**PROBLEM DESCRIPTION**
Leaving every picture out, repeat all of the entries below exactly.

Website and app data records
-=-=-=-=-
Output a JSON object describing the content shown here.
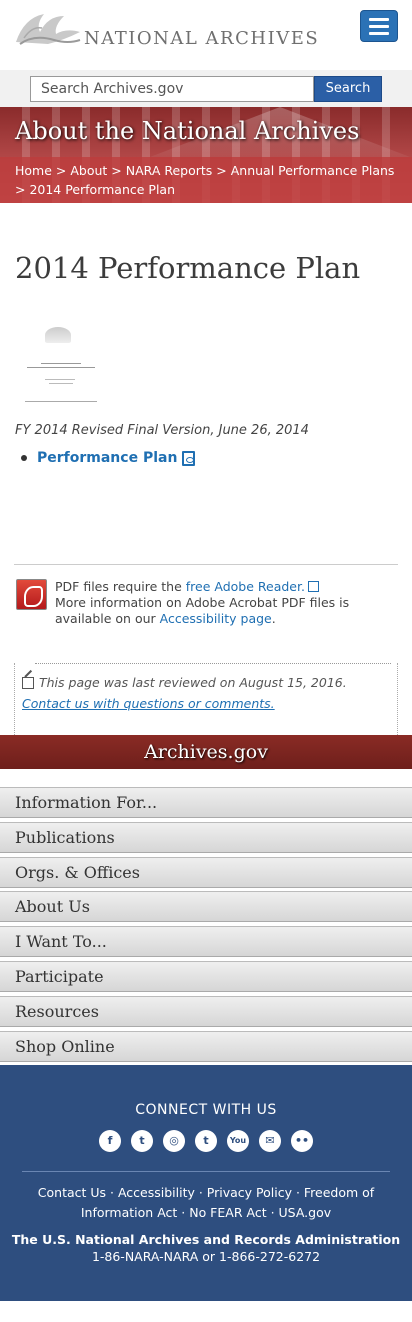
{
  "header": {
    "logo_text": "NATIONAL ARCHIVES",
    "menu_label": "Menu"
  },
  "search": {
    "placeholder": "Search Archives.gov",
    "button": "Search"
  },
  "banner": {
    "title": "About the National Archives",
    "breadcrumbs": [
      "Home",
      "About",
      "NARA Reports",
      "Annual Performance Plans",
      "2014 Performance Plan"
    ]
  },
  "main": {
    "title": "2014 Performance Plan",
    "caption": "FY 2014 Revised Final Version, June 26, 2014",
    "link_label": "Performance Plan"
  },
  "adobe": {
    "text1": "PDF files require the ",
    "link1": "free Adobe Reader.",
    "text2": "More information on Adobe Acrobat PDF files is available on our ",
    "link2": "Accessibility page",
    "text3": "."
  },
  "review": {
    "reviewed": "This page was last reviewed on August 15, 2016.",
    "contact": "Contact us with questions or comments."
  },
  "site_bar": "Archives.gov",
  "nav": [
    "Information For...",
    "Publications",
    "Orgs. & Offices",
    "About Us",
    "I Want To...",
    "Participate",
    "Resources",
    "Shop Online"
  ],
  "footer": {
    "connect": "CONNECT WITH US",
    "social": [
      "f",
      "t",
      "◎",
      "t",
      "You",
      "✉",
      "••"
    ],
    "links": "Contact Us · Accessibility · Privacy Policy · Freedom of Information Act · No FEAR Act · USA.gov",
    "org": "The U.S. National Archives and Records Administration",
    "phone": "1-86-NARA-NARA or 1-866-272-6272"
  }
}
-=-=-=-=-
**EXERCISE OUTPUT**
Output a JSON object describing the content shown here.
{
  "header": {
    "logo_text": "NATIONAL ARCHIVES",
    "menu_label": "Menu"
  },
  "search": {
    "placeholder": "Search Archives.gov",
    "button": "Search"
  },
  "banner": {
    "title": "About the National Archives",
    "breadcrumbs": [
      "Home",
      "About",
      "NARA Reports",
      "Annual Performance Plans",
      "2014 Performance Plan"
    ]
  },
  "main": {
    "title": "2014 Performance Plan",
    "caption": "FY 2014 Revised Final Version, June 26, 2014",
    "link_label": "Performance Plan"
  },
  "adobe": {
    "text1": "PDF files require the ",
    "link1": "free Adobe Reader.",
    "text2": "More information on Adobe Acrobat PDF files is available on our ",
    "link2": "Accessibility page",
    "text3": "."
  },
  "review": {
    "reviewed": "This page was last reviewed on August 15, 2016.",
    "contact": "Contact us with questions or comments."
  },
  "site_bar": "Archives.gov",
  "nav": [
    "Information For...",
    "Publications",
    "Orgs. & Offices",
    "About Us",
    "I Want To...",
    "Participate",
    "Resources",
    "Shop Online"
  ],
  "footer": {
    "connect": "CONNECT WITH US",
    "social": [
      "f",
      "t",
      "◎",
      "t",
      "You",
      "✉",
      "••"
    ],
    "links": "Contact Us · Accessibility · Privacy Policy · Freedom of Information Act · No FEAR Act · USA.gov",
    "org": "The U.S. National Archives and Records Administration",
    "phone": "1-86-NARA-NARA or 1-866-272-6272"
  }
}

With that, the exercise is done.